(Action item)
Look through the data below. Pick out the lines holding the string "icon".

(Source data)
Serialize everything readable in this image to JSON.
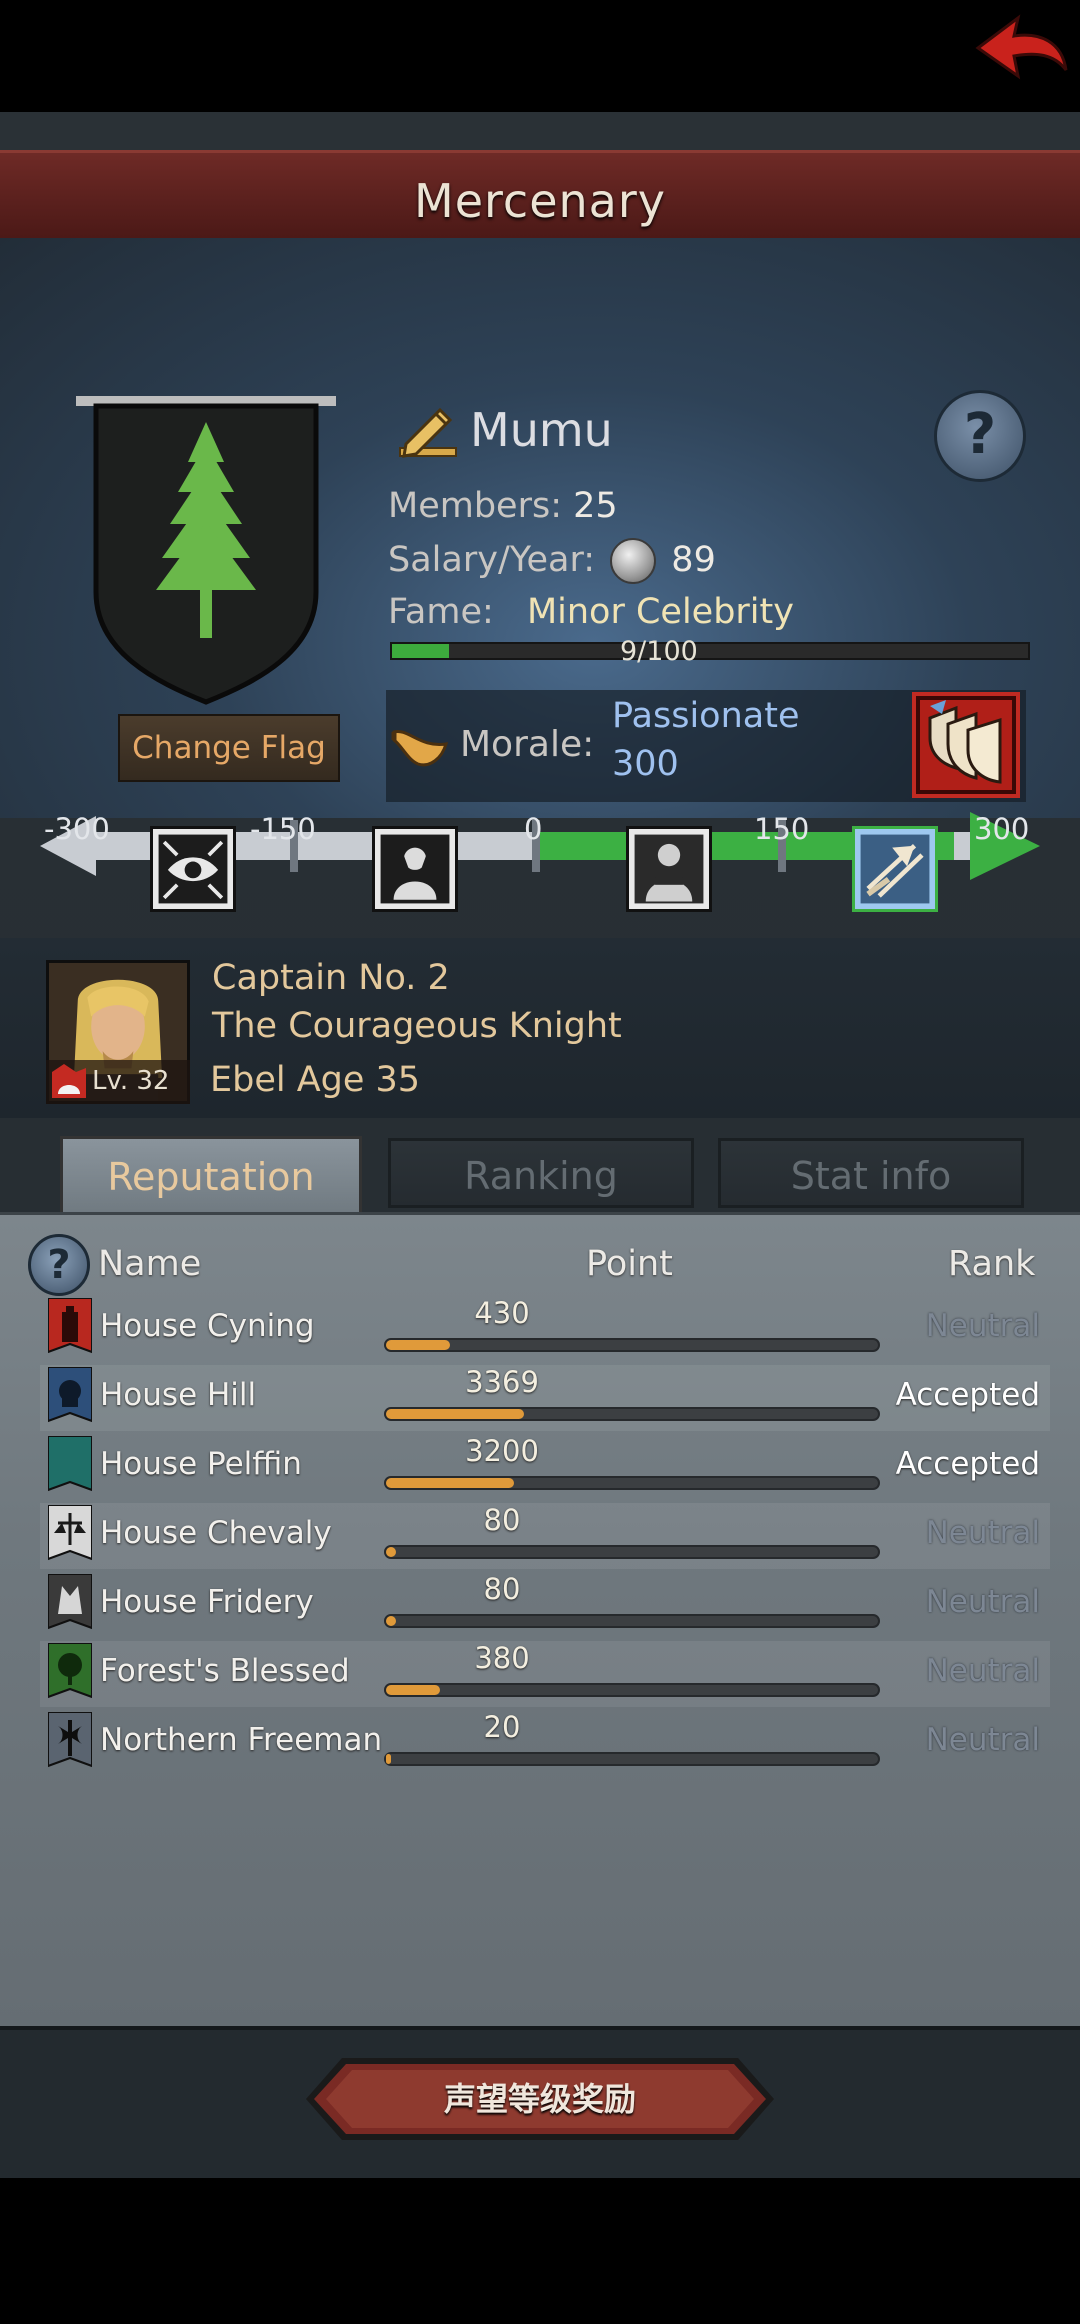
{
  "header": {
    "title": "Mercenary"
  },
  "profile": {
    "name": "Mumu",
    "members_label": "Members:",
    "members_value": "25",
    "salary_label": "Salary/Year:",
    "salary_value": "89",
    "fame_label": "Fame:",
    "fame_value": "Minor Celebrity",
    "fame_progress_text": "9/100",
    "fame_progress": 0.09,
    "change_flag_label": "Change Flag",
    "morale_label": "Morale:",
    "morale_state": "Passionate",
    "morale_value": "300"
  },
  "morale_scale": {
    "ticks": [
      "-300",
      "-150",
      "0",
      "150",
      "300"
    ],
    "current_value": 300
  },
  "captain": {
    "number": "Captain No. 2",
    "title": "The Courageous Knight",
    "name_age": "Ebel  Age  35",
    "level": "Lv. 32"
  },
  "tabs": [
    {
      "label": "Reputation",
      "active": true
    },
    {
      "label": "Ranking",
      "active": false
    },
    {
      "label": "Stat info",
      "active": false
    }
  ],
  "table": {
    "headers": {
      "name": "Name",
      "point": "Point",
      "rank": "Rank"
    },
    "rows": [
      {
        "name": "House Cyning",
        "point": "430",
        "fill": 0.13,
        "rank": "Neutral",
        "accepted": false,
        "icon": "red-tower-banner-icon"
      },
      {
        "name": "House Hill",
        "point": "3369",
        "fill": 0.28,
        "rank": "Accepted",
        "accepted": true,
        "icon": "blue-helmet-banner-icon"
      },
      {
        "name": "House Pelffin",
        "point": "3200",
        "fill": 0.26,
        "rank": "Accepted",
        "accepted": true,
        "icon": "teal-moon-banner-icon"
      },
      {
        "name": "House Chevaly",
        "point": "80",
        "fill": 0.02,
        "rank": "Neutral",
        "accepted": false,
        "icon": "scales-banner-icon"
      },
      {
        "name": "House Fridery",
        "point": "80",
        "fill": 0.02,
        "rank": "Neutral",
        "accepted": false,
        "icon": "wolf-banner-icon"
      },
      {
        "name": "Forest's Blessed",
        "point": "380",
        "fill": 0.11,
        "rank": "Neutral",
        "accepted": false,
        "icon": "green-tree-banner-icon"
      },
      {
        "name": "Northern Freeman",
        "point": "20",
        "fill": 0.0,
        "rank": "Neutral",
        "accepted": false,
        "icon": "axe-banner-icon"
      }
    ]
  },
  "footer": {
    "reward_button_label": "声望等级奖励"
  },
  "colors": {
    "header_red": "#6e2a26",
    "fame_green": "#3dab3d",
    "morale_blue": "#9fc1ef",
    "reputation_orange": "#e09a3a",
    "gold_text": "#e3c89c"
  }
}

(Response to this task)
        "icon": "red-tower-banner-icon"
        "icon": "blue-helmet-banner-icon"
        "icon": "teal-moon-banner-icon"
        "icon": "scales-banner-icon"
        "icon": "wolf-banner-icon"
        "icon": "green-tree-banner-icon"
        "icon": "axe-banner-icon"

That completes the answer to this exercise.